'Ralph Breaks the Internet' (Nov. 21)
In this animated sequel to “Wreck-It Ralph,” two video game misfits go in search of a replacement part. With the voices of John C. Reilly and Sarah Silverman.
'Second Act' (Nov. 21)
Jennifer Lopez returns to the comedy genre as Maya, an underemployed 40-year-old who uses a phony resume to land a plum gig at a Madison Avenue agency.
'Creed II' (Nov. 21)
In 2015, Sylvester Stallone gave his seventh “Rocky” movie, “Creed,” to a team of rising African-American talents: actor Michael B. Jordan, who played the son of Rocky’s rival Apollo Creed, and director Ryan Coogler, of “Fruitvale Station.” The result was a critical and commercial smash, and one that surely helped lay the box-office groundwork for “Black Panther” (another Coogler-Jordan collaboration). Expectations for this sequel are high: Steven Caple Jr. takes on directing duties while Jordan’s Creed battles the son of “Rocky IV” villain Ivan Drago.
'Mary Poppins Returns' (Dec. 19)
The magical nanny heeds the call of a new generation of Banks children in this sequel to the Disney classic. Tampering with such a much-loved movie is always a gamble, but the casting of Emily Blunt in the Julie Andrews role seems like a good start, and surely Lin-Manuel Miranda’s Jack, a London lamplighter, will have a better British accent than Dick Van Dyke’s Bert. With proven talents like director Rob Marshall (“Chicago”) and Broadway composers Marc Shaiman and Scott Wittman on board, Disney is clearly hoping this holiday release will be practically perfect in every way.
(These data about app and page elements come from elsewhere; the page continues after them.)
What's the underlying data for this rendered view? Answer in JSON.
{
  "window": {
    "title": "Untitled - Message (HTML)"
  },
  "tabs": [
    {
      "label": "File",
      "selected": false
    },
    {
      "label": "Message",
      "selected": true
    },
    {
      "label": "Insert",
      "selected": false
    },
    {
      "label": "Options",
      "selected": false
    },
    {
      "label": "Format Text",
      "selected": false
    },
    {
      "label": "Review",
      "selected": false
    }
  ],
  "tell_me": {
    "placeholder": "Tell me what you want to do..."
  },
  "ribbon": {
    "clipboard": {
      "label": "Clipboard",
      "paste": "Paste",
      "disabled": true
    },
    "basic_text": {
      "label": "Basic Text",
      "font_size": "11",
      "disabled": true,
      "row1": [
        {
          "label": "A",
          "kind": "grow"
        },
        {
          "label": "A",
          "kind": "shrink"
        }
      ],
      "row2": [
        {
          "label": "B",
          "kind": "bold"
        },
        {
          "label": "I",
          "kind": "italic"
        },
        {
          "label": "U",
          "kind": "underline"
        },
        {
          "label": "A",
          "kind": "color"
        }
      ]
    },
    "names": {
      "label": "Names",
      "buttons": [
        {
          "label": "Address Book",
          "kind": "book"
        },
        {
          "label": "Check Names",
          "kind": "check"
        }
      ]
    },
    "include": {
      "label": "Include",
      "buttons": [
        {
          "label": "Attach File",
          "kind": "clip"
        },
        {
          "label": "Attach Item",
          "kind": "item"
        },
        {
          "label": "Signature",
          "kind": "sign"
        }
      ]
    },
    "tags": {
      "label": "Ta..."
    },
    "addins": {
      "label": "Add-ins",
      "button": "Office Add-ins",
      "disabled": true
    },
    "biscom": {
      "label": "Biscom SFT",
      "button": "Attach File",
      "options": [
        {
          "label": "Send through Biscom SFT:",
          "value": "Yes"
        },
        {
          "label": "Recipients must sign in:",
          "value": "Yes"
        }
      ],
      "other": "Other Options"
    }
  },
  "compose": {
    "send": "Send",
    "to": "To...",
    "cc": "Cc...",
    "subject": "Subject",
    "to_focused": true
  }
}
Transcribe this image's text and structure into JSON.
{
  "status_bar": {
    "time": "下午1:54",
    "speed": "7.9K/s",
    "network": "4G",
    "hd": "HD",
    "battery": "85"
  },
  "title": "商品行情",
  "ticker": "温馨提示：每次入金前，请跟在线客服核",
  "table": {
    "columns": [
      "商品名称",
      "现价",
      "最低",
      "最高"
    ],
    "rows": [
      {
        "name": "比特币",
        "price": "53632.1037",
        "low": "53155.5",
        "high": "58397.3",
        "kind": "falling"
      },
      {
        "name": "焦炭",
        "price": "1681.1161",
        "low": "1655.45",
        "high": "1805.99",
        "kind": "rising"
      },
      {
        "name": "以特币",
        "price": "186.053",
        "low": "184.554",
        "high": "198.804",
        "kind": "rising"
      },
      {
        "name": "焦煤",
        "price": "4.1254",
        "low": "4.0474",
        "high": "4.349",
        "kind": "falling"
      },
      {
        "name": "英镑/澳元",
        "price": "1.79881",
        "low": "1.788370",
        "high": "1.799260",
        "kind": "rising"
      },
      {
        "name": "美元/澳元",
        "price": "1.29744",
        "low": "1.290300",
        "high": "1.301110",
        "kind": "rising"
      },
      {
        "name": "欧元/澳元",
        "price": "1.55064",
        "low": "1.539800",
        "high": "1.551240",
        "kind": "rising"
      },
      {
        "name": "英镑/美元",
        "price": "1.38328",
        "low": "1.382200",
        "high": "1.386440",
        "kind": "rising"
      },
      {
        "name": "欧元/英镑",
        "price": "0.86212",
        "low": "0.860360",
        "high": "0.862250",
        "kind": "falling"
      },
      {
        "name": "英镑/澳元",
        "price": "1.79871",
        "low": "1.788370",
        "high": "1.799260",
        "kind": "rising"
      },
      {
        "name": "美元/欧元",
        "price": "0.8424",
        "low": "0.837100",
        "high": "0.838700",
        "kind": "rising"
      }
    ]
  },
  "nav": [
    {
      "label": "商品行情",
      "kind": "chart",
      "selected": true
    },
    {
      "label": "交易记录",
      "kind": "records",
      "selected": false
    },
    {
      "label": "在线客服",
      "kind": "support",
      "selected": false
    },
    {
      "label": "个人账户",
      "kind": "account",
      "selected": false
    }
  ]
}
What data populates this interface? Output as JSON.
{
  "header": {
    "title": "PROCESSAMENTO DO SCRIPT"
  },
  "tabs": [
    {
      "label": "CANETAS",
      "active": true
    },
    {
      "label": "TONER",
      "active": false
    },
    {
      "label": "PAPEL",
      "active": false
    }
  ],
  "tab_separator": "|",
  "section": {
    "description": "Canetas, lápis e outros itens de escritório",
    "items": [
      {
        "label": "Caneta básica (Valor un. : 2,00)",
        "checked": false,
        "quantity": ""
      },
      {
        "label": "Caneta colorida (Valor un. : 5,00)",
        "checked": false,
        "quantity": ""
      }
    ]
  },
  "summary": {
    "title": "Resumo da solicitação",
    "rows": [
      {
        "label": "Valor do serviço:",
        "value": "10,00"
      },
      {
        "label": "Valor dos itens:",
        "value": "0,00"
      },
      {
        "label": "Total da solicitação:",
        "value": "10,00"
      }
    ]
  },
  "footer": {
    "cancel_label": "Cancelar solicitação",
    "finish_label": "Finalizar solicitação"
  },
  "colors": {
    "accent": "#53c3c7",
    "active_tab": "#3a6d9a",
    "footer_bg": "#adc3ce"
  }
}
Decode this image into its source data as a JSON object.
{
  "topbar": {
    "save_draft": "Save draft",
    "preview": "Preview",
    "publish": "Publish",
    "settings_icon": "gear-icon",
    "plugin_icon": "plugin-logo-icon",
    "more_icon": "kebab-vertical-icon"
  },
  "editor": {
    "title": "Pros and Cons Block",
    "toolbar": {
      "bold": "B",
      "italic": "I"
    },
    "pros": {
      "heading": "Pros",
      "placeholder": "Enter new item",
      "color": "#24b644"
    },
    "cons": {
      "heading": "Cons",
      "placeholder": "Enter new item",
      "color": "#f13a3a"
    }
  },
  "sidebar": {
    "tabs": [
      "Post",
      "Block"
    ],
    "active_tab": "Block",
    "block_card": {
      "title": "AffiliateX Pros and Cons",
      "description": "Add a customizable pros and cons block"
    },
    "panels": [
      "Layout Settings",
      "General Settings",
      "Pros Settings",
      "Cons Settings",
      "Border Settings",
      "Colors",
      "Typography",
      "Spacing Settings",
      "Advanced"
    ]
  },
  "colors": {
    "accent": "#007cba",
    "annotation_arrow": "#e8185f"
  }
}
'Bumblebee' (Dec. 21)
In 1987, a California girl (Hailee Steinfeld) discovers a Volkswagen Bug that is clearly more than meets the eye.
'Aquaman' (Dec. 21)
The king of the undersea nation Atlantis (Jason Momoa) anchors his first stand-alone film. James Wan, of the horror film “Saw,” directs.
'Holmes & Watson' (Dec. 21)
Will Ferrell and John C. Reilly of “Talladega Nights” and “Step Brothers” reteam as the famous sleuthing duo.
'Welcome to Marwen' (Dec. 21)
A traumatized man finds self-expression in an unusual art form: elaborate dioramas with Mattel-style dolls. With Steve Carell and Leslie Mann. Robert Zemeckis directs. Based on a true story.
'On the Basis of Sex' (Dec. 25)
Felicity Jones plays a pre-Supreme Court Ruth Bader Ginsburg as she works on a landmark case for women’s rights. With Armie Hammer and Kathy Bates.